On our last visit, we examined the computer hacking fantasies of 1980's adolescents in Weird Science. Skipping on from software-engineered babes to a bio-engineered society, this week we investigate the gadgets in the human-clone-saturated cities of Code 46. Though most of the futuristic technology in this 2003 film is in the form of mind-altering viruses, the everyday devices used by Tim Robbins and Samantha Morton slightly stretch today's technical specs in true sci-fi form.
Preventing scrapbooks from being left behind as primitive forms of experience archiving, this gadget combines the cheap plastic form of photo-books with a relatively thin interactive screen. The device captures first-person memories from a user in the form of lossy video (alas, the specs behind memory capturing have yet to be released, much to our irritation). Playback and fast-forward/rewind are enabled through basic scrolling gestures on either the corner of the video or the opposing soft-acrylic, touch-sensitive finger pad. Similar to Americhip's video-in-print technology, the memory videobook appears to use a TFT LCD, but with a far more outstanding resolution. While this memory scrapbook device is far from chic, we kind of respect that it stays true to its historical laminated, cutesy form despite the high tech modifications. More after the break.
With bandwidth as a non-issue on a global-scale, it's little surprise that a competent video phone finally emerged. At about the dimensions of a credit card by a ten millimeter thickness, this tiny metal-cased communication device packs a punch. The speaker/microphone quality alone is nothing short of amazing with it's pitch-perfect technology combined with sheer volume that can compensate for being in crowded, loud venues. The form factor of the phone is about as simple as its limited functionality for video chatting; an indented screen with a single button controlling the interface. From in-car webcams to virtual reality video goggles, this phone serves as just one of a multitude of devices necessary to always be accessible via video. We're itching to get our hands on one so we can tinker with the impressive technology that makes this tiny mobile tick.
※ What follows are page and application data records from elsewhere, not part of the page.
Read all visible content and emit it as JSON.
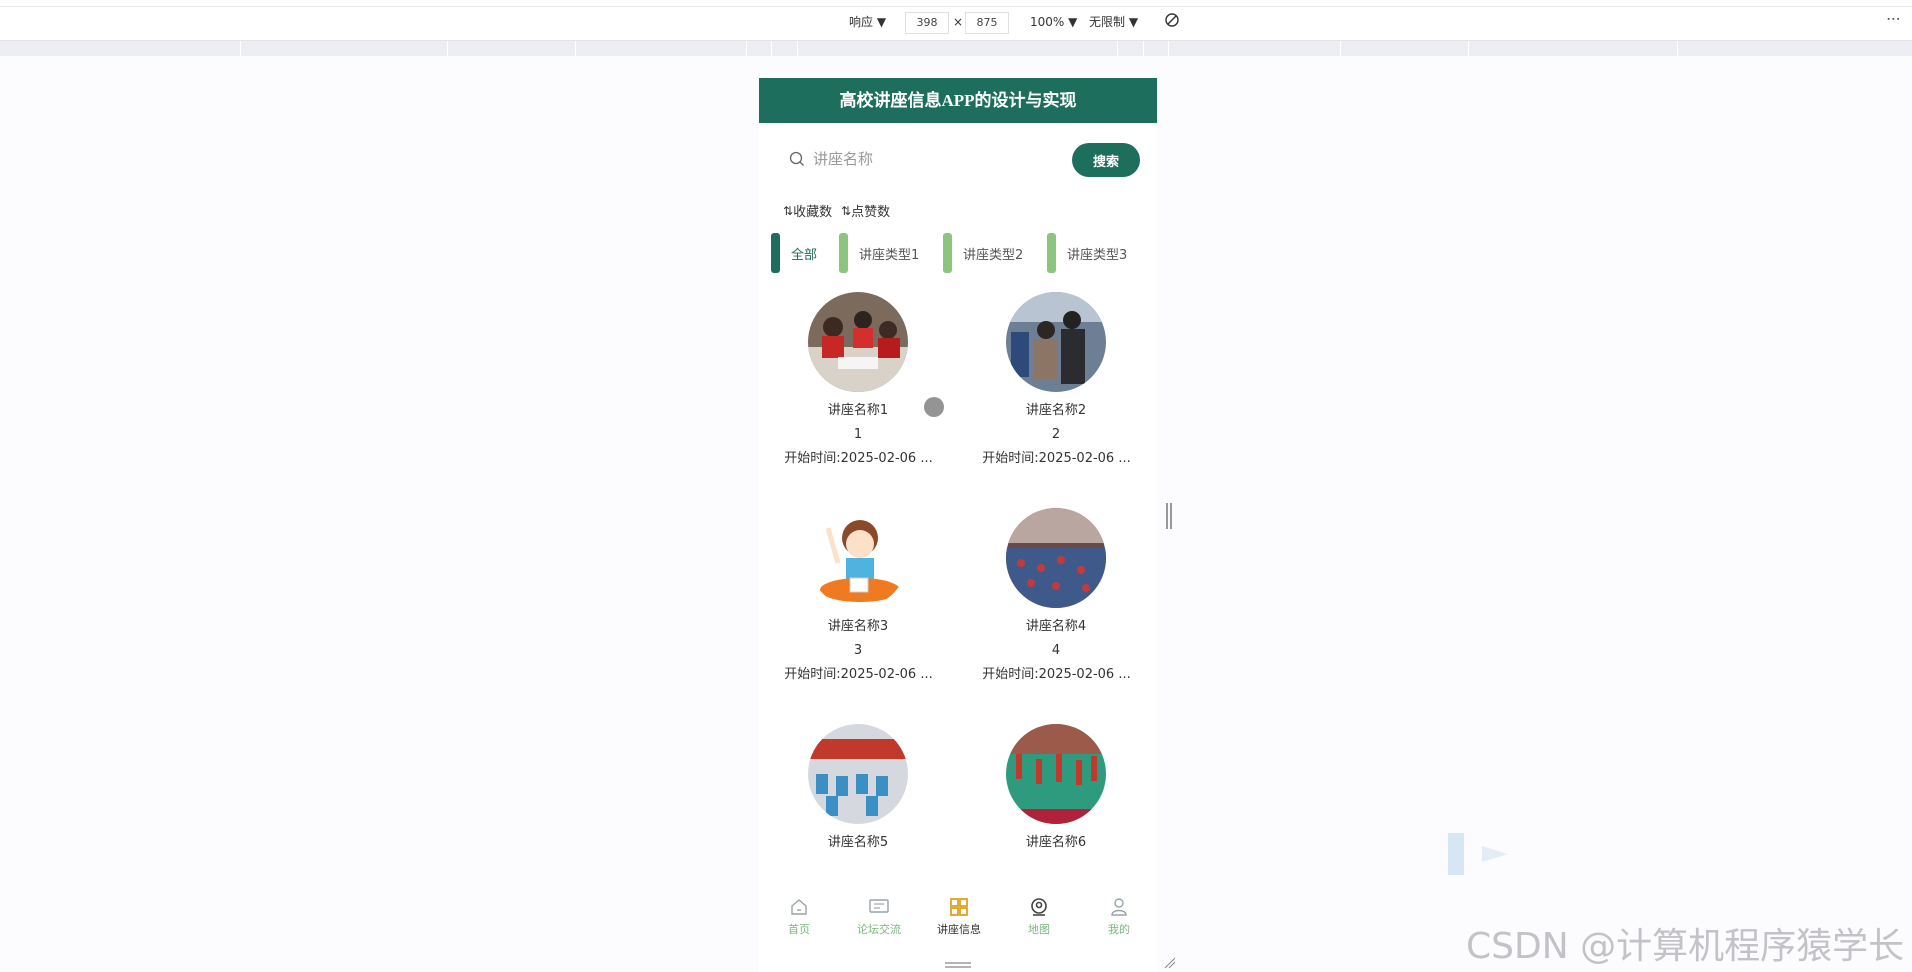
{
  "devtools": {
    "mode_label": "响应 ▼",
    "width_value": "398",
    "times": "×",
    "height_value": "875",
    "zoom_label": "100% ▼",
    "throttle_label": "无限制 ▼",
    "more_label": "⋮"
  },
  "app": {
    "title": "高校讲座信息APP的设计与实现",
    "search": {
      "placeholder": "讲座名称",
      "button": "搜索"
    },
    "sort": [
      {
        "icon": "⇅",
        "label": "收藏数"
      },
      {
        "icon": "⇅",
        "label": "点赞数"
      }
    ],
    "tabs": [
      {
        "label": "全部",
        "active": true,
        "bar_color": "#1d6e5c"
      },
      {
        "label": "讲座类型1",
        "active": false,
        "bar_color": "#8dc57f"
      },
      {
        "label": "讲座类型2",
        "active": false,
        "bar_color": "#8dc57f"
      },
      {
        "label": "讲座类型3",
        "active": false,
        "bar_color": "#8dc57f"
      }
    ],
    "items": [
      {
        "name": "讲座名称1",
        "num": "1",
        "time": "开始时间:2025-02-06 ..."
      },
      {
        "name": "讲座名称2",
        "num": "2",
        "time": "开始时间:2025-02-06 ..."
      },
      {
        "name": "讲座名称3",
        "num": "3",
        "time": "开始时间:2025-02-06 ..."
      },
      {
        "name": "讲座名称4",
        "num": "4",
        "time": "开始时间:2025-02-06 ..."
      },
      {
        "name": "讲座名称5",
        "num": "",
        "time": ""
      },
      {
        "name": "讲座名称6",
        "num": "",
        "time": ""
      }
    ],
    "nav": [
      {
        "label": "首页",
        "icon": "home-icon",
        "active": false
      },
      {
        "label": "论坛交流",
        "icon": "forum-icon",
        "active": false
      },
      {
        "label": "讲座信息",
        "icon": "grid-icon",
        "active": true
      },
      {
        "label": "地图",
        "icon": "map-pin-icon",
        "active": false
      },
      {
        "label": "我的",
        "icon": "user-icon",
        "active": false
      }
    ]
  },
  "watermark": "CSDN @计算机程序猿学长",
  "colors": {
    "primary": "#1d6e5c",
    "accent": "#8dc57f",
    "nav_label": "#7ab87f"
  }
}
Able to be embedded in relatively thin panes of glass, this transparent screen seamlessly fits inside windows as well as receives a charge wirelessly, making it a minimalist's dream. The consumable content this technology offers is fairly straight-forward: TV, alarm clock, calendar, etc. Projection quality and audio appear to be adequate, but not phenomenal. However, the user experience aims to make the everyday a little more delightful. The screen can be controlled by a series of voice commands and touch gestures and will greet and speak back to you as needed. The device can also be integrated with a variety of domestic needs, such as providing a video feed of your front door when an unidentified fingerprint rings the doorbell. Overall, pretty slick from a convenience factor, but we probably won't replace any of our existing devices with it just yet.
Ariel Waldman is a digital anthropologist and the founder of Spacehack.org, a directory of ways to participate in space exploration.